In Hindu tradition, when a man dies, his spouse undergoes a set of rituals that commence her widowhood. She becomes bidhawa (widow). Her female relatives remove all red clothes and ornaments such as bangles and vermillion which signifies her auspicious married life.
Her brightly coloured red sari is now replaced with a ‘white sari’ confining her within the tight social constructs. Because of these socially built practices, many Hindu widowed women are suffering from the plight of widowhood. She was considered as a Laxmi of the house but she suddenly turned into an inauspicious widow in a moment. She gets new identity that is often taken as a liability at home and in community. It is quite puzzling to see how “Sauvagya” as a married woman changes into “Abhagya” after the death of the husband.
The very idea of remarriage for an upper caste Hindu widow, even if she is childless, is beyond imagination. Widow marriage was considered sacrilege, barring a few exceptions. Thus, she lives in isolation in the remaining years though she was in no way responsible for the death of her husband.
During my research conducted at Devghat in Chitwan in central Nepal, I got an opportunity to have a closer look at the lives of many widows. Head shaven, they wear a dull white sari and refrain from delicious food and spices such as onions, and garlic which have medicinal qualities, too. They live on old-age allowance with no strong social support network. I had a horrible impression about them: how innocent women were reduced into a life of abject poverty, humiliation and sufferings.
Besides, the initial sufferings, grief, and loneliness, the widows go through the role reversal. First, a woman who loses her husband has to readjust the basis of her entire life and work: whom she lives with, how she earns her livelihood, whether she owns her husband's property and so on. Second, the negotiations involved in these adjustments are typically much easier if she has adult sons and/or supportive parents and brothers. Third, most widows receive very little support from their in-laws.
As a result, many women have chosen to live in religious place like Devghat where they get security, food and basic shelter. They have sense of belonging, with spiritual happiness and peace in mind. They shared that their stay at Devghat is much happier than living at the houses of late husbands. Almost all their stories reflect the same tale of discrimination they face in course of earning livelihood and participating in the family and social affairs. They abruptly witness decline in power relations and socio-economic status. For many widows, getting social support networks and realising a dignified role remains a far cry. “Ram knows my destiny and I am still waiting for my colourful day,” says, Dharani Sharma, 75, who became widow in her teens.
It is common scene when widows become victims of abuse, neglect and violence at the hands of family members and society.
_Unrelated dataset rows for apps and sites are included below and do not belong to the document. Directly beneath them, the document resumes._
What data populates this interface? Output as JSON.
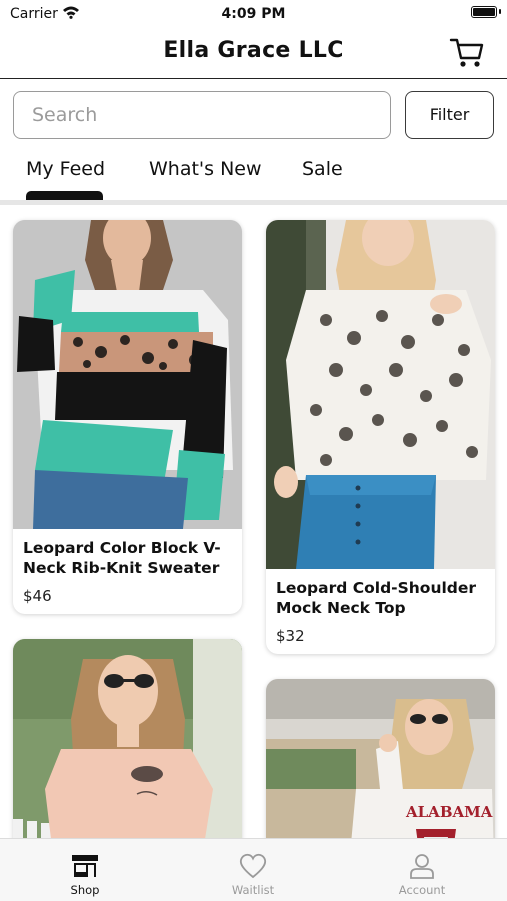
{
  "status_bar": {
    "carrier": "Carrier",
    "time": "4:09 PM"
  },
  "header": {
    "title": "Ella Grace LLC",
    "cart_icon": "shopping-cart-icon"
  },
  "search": {
    "placeholder": "Search",
    "filter_label": "Filter"
  },
  "tabs": [
    {
      "label": "My Feed",
      "active": true
    },
    {
      "label": "What's New",
      "active": false
    },
    {
      "label": "Sale",
      "active": false
    }
  ],
  "products": [
    {
      "name": "Leopard Color Block V-Neck Rib-Knit Sweater",
      "price": "$46"
    },
    {
      "name": "Leopard Cold-Shoulder Mock Neck Top",
      "price": "$32"
    },
    {
      "name": "",
      "price": ""
    },
    {
      "name": "",
      "price": ""
    }
  ],
  "bottom_nav": [
    {
      "label": "Shop",
      "icon": "storefront-icon",
      "active": true
    },
    {
      "label": "Waitlist",
      "icon": "heart-icon",
      "active": false
    },
    {
      "label": "Account",
      "icon": "person-icon",
      "active": false
    }
  ],
  "colors": {
    "accent": "#111111",
    "inactive": "#9a9a9a",
    "tab_track": "#e6e6e6"
  }
}
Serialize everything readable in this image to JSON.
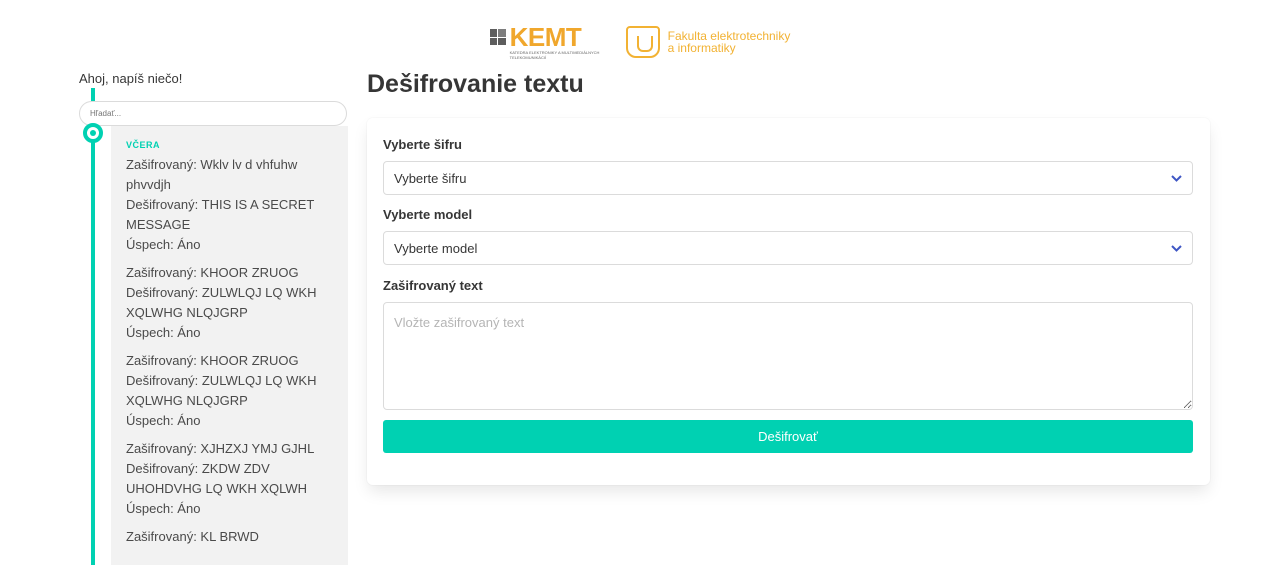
{
  "header": {
    "kemt_logo_text": "KEMT",
    "kemt_subtitle": "KATEDRA ELEKTRONIKY A MULTIMEDIÁLNYCH TELEKOMUNIKÁCIÍ",
    "fei_line1": "Fakulta elektrotechniky",
    "fei_line2": "a informatiky"
  },
  "sidebar": {
    "greeting": "Ahoj, napíš niečo!",
    "search_placeholder": "Hľadať...",
    "section_label": "VČERA",
    "entries": [
      {
        "encrypted": "Zašifrovaný: Wklv lv d vhfuhw phvvdjh",
        "decrypted": "Dešifrovaný: THIS IS A SECRET MESSAGE",
        "success": "Úspech: Áno"
      },
      {
        "encrypted": "Zašifrovaný: KHOOR ZRUOG",
        "decrypted": "Dešifrovaný: ZULWLQJ LQ WKH XQLWHG NLQJGRP",
        "success": "Úspech: Áno"
      },
      {
        "encrypted": "Zašifrovaný: KHOOR ZRUOG",
        "decrypted": "Dešifrovaný: ZULWLQJ LQ WKH XQLWHG NLQJGRP",
        "success": "Úspech: Áno"
      },
      {
        "encrypted": "Zašifrovaný: XJHZXJ YMJ GJHL",
        "decrypted": "Dešifrovaný: ZKDW ZDV UHOHDVHG LQ WKH XQLWH",
        "success": "Úspech: Áno"
      },
      {
        "encrypted": "Zašifrovaný: KL BRWD",
        "decrypted": "",
        "success": ""
      }
    ]
  },
  "main": {
    "title": "Dešifrovanie textu",
    "cipher_label": "Vyberte šifru",
    "cipher_value": "Vyberte šifru",
    "model_label": "Vyberte model",
    "model_value": "Vyberte model",
    "text_label": "Zašifrovaný text",
    "text_placeholder": "Vložte zašifrovaný text",
    "text_value": "",
    "submit_label": "Dešifrovať"
  },
  "colors": {
    "accent": "#00d1b2",
    "kemt_orange": "#f0a72c",
    "fei_yellow": "#f2b233",
    "chevron": "#3e56c4"
  }
}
Here are fewer cases when widows secure property. Even if some gets the benefits, they have to go to whole struggle with the family. This unfairness and abuse meted out to women was perhaps never a part of the values originally enshrined in Sanatana Dharma. Didn’t Damayanti have another swayamvara and search for her next bridegroom when she was widowed on the presumed death of Nala? How else can one explain Sugreeva marrying his elder brother and Vanara king Vaali’s wife, that too after conspiring with Rama, and killing him? Or Vibhishana, the brother of the Lanka King Ravana, marrying his wife Mandodari after Ravana’s death? Or Tulsi married with Lord Vishnu after her husband was killed by Lord Siva, to name some instances.
Harbingers of bad luck!
Many widows been sneered at and are accused of being harbingers of bad luck and being responsible for failure of their relatives. With the social constructivism on widowhood, even many educated widows left their job for fear of being ridiculed by the society. This is not to say, that, all widows have been deprived of their right to life. But, in our society, many surely falls prey to stigma.
Now, it is for us to think, ‘Do we want to see a widow suffer lifelong or do we want to end her pain? Do we want to give opportunities to widows and help them to live a dignified life? Because at the end of the day, change is not about big headlines but the way we think, talk, act and express in everyday life that creates the ripple effects that benefits everyone.’
(Devkota holds Master's Degree in Social Work)